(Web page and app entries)
__________________________________________________
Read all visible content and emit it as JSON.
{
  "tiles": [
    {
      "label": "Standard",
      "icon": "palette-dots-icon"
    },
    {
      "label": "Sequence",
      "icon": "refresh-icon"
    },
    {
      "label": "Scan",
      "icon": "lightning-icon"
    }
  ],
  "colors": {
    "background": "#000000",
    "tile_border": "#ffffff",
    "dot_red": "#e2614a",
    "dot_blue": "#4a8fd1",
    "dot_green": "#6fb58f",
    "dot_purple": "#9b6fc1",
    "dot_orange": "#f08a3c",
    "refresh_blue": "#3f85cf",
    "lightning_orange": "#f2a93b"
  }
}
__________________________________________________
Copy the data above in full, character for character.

## SOLUTION FOR THIS PROBLEM
Read all visible content and emit it as JSON.
{
  "tiles": [
    {
      "label": "Standard",
      "icon": "palette-dots-icon"
    },
    {
      "label": "Sequence",
      "icon": "refresh-icon"
    },
    {
      "label": "Scan",
      "icon": "lightning-icon"
    }
  ],
  "colors": {
    "background": "#000000",
    "tile_border": "#ffffff",
    "dot_red": "#e2614a",
    "dot_blue": "#4a8fd1",
    "dot_green": "#6fb58f",
    "dot_purple": "#9b6fc1",
    "dot_orange": "#f08a3c",
    "refresh_blue": "#3f85cf",
    "lightning_orange": "#f2a93b"
  }
}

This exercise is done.